We're going to hear about sheriff, police, and California Highway Patrol. Obviously when they're restraining suspects or detaining somebody, they're in much closer contact than most of us in our jobs, and so I'm expecting to get those calls.
What do you do when you think that you've contracted COVID-19?
You need to contact a workers' compensation attorney. Evidence needs to be gathered, so a causation can be proven. The laws right now on COVID-19 on causation is a fluid situation. Whether or not there's presumptive injuries on long term basis is a fluid situation. Labor, the legislature, the Governor, as well as my organization, the California Applicants' Attorneys Association are working on that right now. We still don't have a definitive answer on a la. There is a temporary executive order that Governor Newsom provided for a period of time, and so that may be applicable to you. The bottom line is you want to contact a workers' compensation attorney, because whatever we end up with as far as a standard, the evidence and the way it's collected, and the strategy in proving the case is important.
The biggest thing when you're dealing with safety personnel (I say this is the biggest thing because I often say this to my clients) are the other issues in work-related injuries where are more important than the workers' compensation case itself. I don't want to minimize the workers' compensation case. Obviously, I'm a workers' compensation attorney, so the workers' compensation case is important. However, if you're not able to go back to work, you will be substantially incapacitated from your job.
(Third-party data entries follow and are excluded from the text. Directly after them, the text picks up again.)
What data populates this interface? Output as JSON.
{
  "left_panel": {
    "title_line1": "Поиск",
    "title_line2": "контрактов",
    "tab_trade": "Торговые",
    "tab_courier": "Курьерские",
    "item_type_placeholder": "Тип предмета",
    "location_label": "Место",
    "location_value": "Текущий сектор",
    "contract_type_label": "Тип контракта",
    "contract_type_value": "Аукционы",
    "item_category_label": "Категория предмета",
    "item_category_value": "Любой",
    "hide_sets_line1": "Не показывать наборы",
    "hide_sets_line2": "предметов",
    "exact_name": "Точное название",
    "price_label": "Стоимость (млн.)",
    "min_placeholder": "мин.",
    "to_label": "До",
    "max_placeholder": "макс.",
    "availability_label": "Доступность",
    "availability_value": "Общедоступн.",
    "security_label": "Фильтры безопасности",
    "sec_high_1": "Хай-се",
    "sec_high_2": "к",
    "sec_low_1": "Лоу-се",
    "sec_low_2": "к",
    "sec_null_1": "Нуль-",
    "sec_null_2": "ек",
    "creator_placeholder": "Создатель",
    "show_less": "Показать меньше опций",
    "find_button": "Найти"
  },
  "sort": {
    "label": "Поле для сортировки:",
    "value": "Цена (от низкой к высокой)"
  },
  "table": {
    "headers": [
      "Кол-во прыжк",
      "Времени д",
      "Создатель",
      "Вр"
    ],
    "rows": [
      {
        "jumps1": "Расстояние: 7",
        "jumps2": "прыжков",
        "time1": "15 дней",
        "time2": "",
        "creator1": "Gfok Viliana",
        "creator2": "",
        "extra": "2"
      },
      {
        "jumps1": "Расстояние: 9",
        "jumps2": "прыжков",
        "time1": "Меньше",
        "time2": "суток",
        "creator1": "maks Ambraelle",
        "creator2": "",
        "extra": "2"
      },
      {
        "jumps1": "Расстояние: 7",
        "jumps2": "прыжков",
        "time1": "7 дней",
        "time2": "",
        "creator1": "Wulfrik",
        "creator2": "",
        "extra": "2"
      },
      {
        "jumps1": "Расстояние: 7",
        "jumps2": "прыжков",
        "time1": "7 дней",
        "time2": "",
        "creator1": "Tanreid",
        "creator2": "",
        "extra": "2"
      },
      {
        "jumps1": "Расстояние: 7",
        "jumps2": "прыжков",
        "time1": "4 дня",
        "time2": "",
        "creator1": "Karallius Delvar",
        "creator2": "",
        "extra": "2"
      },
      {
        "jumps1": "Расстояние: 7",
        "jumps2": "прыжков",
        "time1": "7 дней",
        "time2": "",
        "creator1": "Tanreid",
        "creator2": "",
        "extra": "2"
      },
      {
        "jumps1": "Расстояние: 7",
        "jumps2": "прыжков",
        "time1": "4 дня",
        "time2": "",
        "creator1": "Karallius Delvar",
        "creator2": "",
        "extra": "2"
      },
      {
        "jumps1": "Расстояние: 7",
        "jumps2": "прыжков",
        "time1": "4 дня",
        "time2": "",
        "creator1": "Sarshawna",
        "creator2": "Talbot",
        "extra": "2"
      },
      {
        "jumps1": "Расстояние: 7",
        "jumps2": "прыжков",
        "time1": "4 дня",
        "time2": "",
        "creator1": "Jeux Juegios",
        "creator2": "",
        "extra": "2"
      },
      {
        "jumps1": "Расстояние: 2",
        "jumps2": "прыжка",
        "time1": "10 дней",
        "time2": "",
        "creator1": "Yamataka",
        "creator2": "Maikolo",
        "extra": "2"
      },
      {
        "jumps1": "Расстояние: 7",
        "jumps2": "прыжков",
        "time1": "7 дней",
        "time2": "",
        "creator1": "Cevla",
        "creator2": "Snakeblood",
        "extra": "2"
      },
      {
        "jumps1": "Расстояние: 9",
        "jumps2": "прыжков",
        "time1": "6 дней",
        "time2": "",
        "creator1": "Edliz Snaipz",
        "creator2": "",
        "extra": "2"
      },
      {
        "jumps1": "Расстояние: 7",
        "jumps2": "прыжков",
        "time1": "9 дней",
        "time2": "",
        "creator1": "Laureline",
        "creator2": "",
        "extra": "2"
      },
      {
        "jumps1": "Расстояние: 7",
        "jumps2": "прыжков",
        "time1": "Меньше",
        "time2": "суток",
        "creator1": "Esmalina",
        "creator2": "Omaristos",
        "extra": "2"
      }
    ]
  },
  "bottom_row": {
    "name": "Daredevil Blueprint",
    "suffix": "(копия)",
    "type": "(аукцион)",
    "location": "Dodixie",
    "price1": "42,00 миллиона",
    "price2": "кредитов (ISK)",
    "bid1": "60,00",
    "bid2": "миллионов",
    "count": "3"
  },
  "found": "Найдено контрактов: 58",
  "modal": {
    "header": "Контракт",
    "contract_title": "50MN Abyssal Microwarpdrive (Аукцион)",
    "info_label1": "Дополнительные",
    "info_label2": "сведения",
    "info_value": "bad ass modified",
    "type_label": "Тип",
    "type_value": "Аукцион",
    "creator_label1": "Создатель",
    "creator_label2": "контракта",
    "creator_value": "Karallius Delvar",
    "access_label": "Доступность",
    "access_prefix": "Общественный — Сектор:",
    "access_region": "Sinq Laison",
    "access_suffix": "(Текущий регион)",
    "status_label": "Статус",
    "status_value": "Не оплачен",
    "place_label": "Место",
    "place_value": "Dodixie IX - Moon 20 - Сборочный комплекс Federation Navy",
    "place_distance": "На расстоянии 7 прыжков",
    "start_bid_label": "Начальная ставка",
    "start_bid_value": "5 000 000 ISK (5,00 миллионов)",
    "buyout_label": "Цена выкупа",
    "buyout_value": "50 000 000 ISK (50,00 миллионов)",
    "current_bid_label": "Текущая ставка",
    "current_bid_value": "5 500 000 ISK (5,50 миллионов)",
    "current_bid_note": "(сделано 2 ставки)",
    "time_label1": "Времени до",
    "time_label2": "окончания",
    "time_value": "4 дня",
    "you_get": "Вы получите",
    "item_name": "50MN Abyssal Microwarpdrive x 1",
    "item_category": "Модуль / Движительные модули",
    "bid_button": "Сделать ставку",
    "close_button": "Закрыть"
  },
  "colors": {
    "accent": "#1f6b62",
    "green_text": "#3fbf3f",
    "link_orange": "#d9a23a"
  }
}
Industrial Disability Retirement (particularly if your career has been cut short) will be a serious consideration. Industrial Disability Retirement will be critical to you because of the benefits of Industrial Disability Retirement.
In order to be eligible for Industrial Disability Retirement, causation has be proven for the workers' compensation claim. In the end, you have to have a compensable workers' compensation case on the injury that is causing you to be substantially incapacitated from your job. If COVID is the reason why you're on oxygen or you're not able to do your job, then we have to prove it is work related in order to be eligible for Industrial Disability Retirement.
Therefore, causation with COVID-19 cases will be the battleground in workers' compensation litigation. The result of that litigation will determine whether or not an injured worker receives workers' compensation benefits. If you're safety and Industrial Disability Retirement is an issue, then it's critical that the underlying workers' compensation cause is proven work-related.